#### [What the exercise asks]
Write out all of the entries that follow, word for word, but skip the pictures.

[Data about app and page elements]
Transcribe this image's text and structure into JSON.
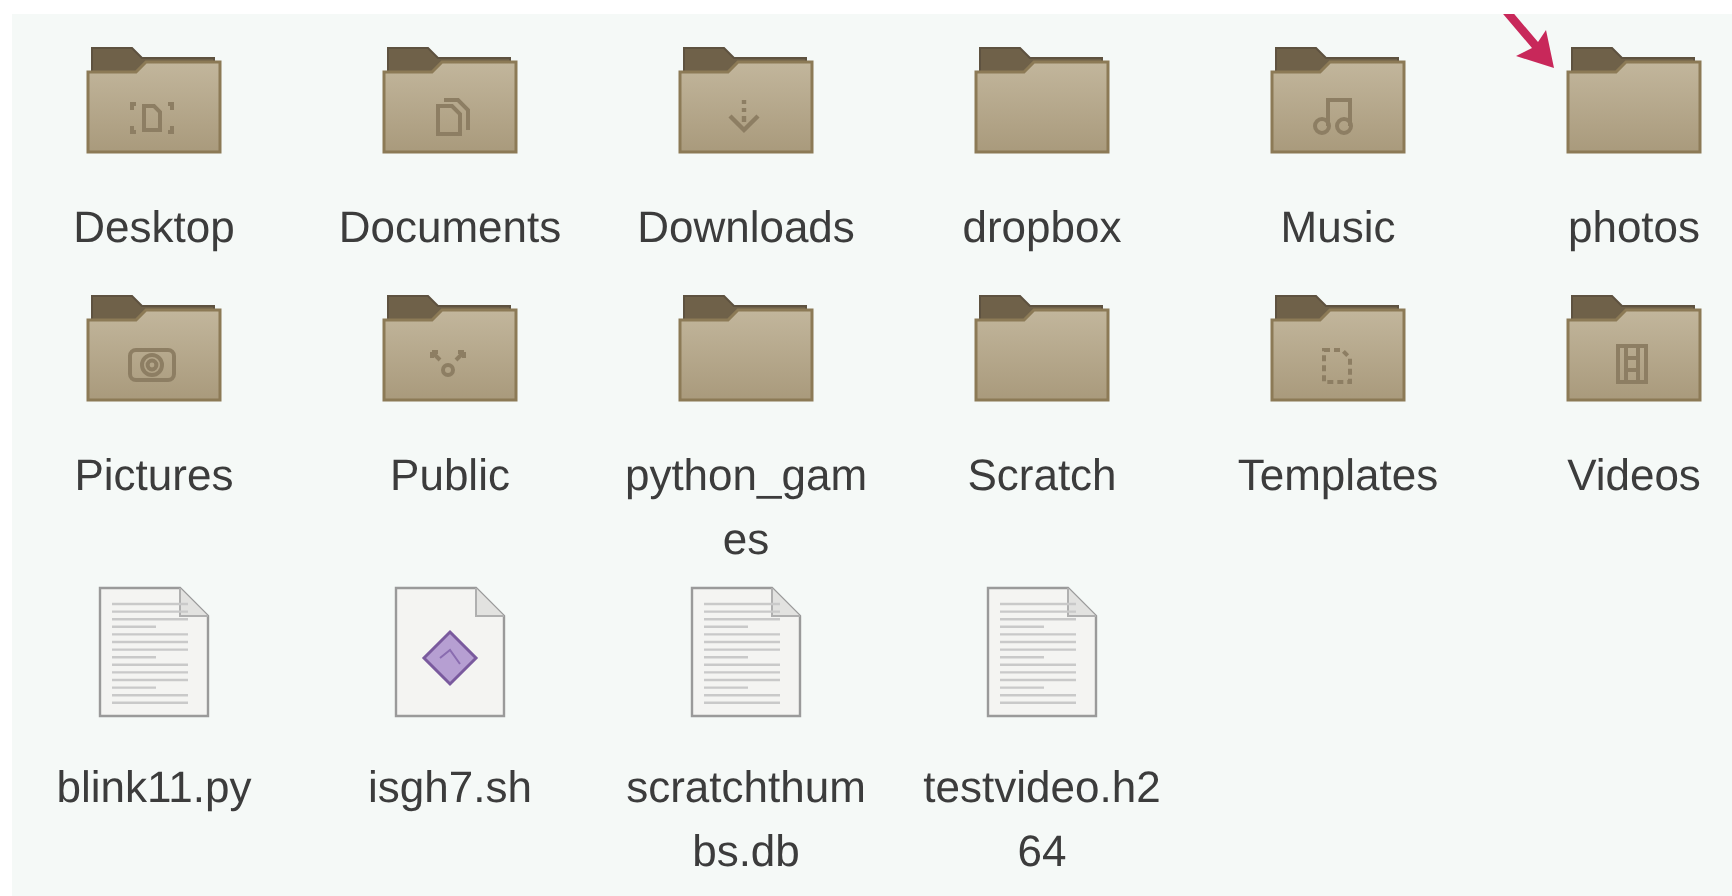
{
  "items": [
    {
      "label": "Desktop",
      "kind": "desktop-folder"
    },
    {
      "label": "Documents",
      "kind": "documents-folder"
    },
    {
      "label": "Downloads",
      "kind": "downloads-folder"
    },
    {
      "label": "dropbox",
      "kind": "folder"
    },
    {
      "label": "Music",
      "kind": "music-folder"
    },
    {
      "label": "photos",
      "kind": "folder"
    },
    {
      "label": "Pictures",
      "kind": "pictures-folder"
    },
    {
      "label": "Public",
      "kind": "public-folder"
    },
    {
      "label": "python_games",
      "kind": "folder"
    },
    {
      "label": "Scratch",
      "kind": "folder"
    },
    {
      "label": "Templates",
      "kind": "templates-folder"
    },
    {
      "label": "Videos",
      "kind": "videos-folder"
    },
    {
      "label": "blink11.py",
      "kind": "text-file"
    },
    {
      "label": "isgh7.sh",
      "kind": "script-file"
    },
    {
      "label": "scratchthumbs.db",
      "kind": "text-file"
    },
    {
      "label": "testvideo.h264",
      "kind": "text-file"
    }
  ]
}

#### [Answer to the exercise]
Transcribe this image's text and structure into JSON.
{
  "items": [
    {
      "label": "Desktop",
      "kind": "desktop-folder"
    },
    {
      "label": "Documents",
      "kind": "documents-folder"
    },
    {
      "label": "Downloads",
      "kind": "downloads-folder"
    },
    {
      "label": "dropbox",
      "kind": "folder"
    },
    {
      "label": "Music",
      "kind": "music-folder"
    },
    {
      "label": "photos",
      "kind": "folder"
    },
    {
      "label": "Pictures",
      "kind": "pictures-folder"
    },
    {
      "label": "Public",
      "kind": "public-folder"
    },
    {
      "label": "python_games",
      "kind": "folder"
    },
    {
      "label": "Scratch",
      "kind": "folder"
    },
    {
      "label": "Templates",
      "kind": "templates-folder"
    },
    {
      "label": "Videos",
      "kind": "videos-folder"
    },
    {
      "label": "blink11.py",
      "kind": "text-file"
    },
    {
      "label": "isgh7.sh",
      "kind": "script-file"
    },
    {
      "label": "scratchthumbs.db",
      "kind": "text-file"
    },
    {
      "label": "testvideo.h264",
      "kind": "text-file"
    }
  ]
}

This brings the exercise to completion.